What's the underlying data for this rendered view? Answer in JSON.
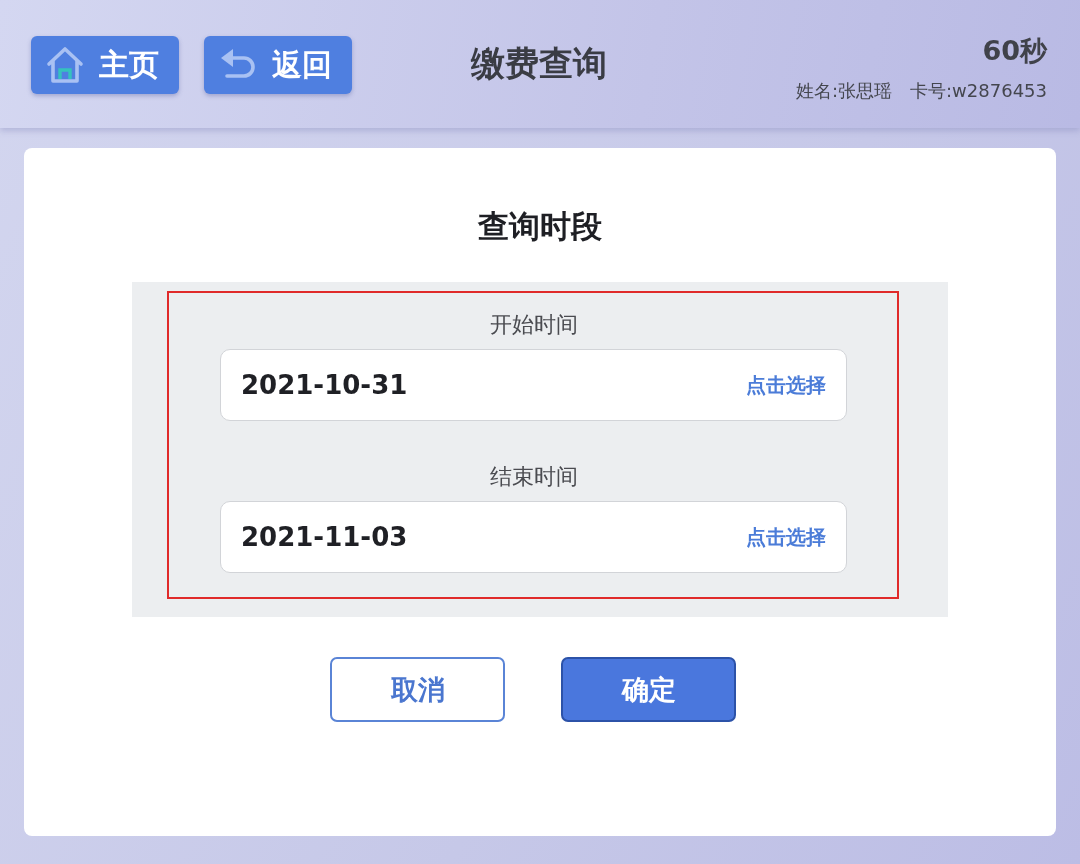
{
  "header": {
    "buttons": [
      {
        "kind": "home",
        "label": "主页"
      },
      {
        "kind": "back",
        "label": "返回"
      }
    ],
    "title": "缴费查询",
    "countdown": "60秒",
    "user_name": "姓名:张思瑶",
    "card_number": "卡号:w2876453"
  },
  "dialog": {
    "title": "查询时段",
    "highlighted": true,
    "fields": [
      {
        "label": "开始时间",
        "value": "2021-10-31",
        "action": "点击选择"
      },
      {
        "label": "结束时间",
        "value": "2021-11-03",
        "action": "点击选择"
      }
    ],
    "buttons": [
      {
        "kind": "secondary",
        "label": "取消"
      },
      {
        "kind": "primary",
        "label": "确定"
      }
    ]
  }
}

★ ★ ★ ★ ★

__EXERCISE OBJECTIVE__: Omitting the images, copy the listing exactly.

__RESULT FOR THIS EXERCISE__:
What's the underlying data for this rendered view? Answer in JSON.
{
  "header": {
    "buttons": [
      {
        "kind": "home",
        "label": "主页"
      },
      {
        "kind": "back",
        "label": "返回"
      }
    ],
    "title": "缴费查询",
    "countdown": "60秒",
    "user_name": "姓名:张思瑶",
    "card_number": "卡号:w2876453"
  },
  "dialog": {
    "title": "查询时段",
    "highlighted": true,
    "fields": [
      {
        "label": "开始时间",
        "value": "2021-10-31",
        "action": "点击选择"
      },
      {
        "label": "结束时间",
        "value": "2021-11-03",
        "action": "点击选择"
      }
    ],
    "buttons": [
      {
        "kind": "secondary",
        "label": "取消"
      },
      {
        "kind": "primary",
        "label": "确定"
      }
    ]
  }
}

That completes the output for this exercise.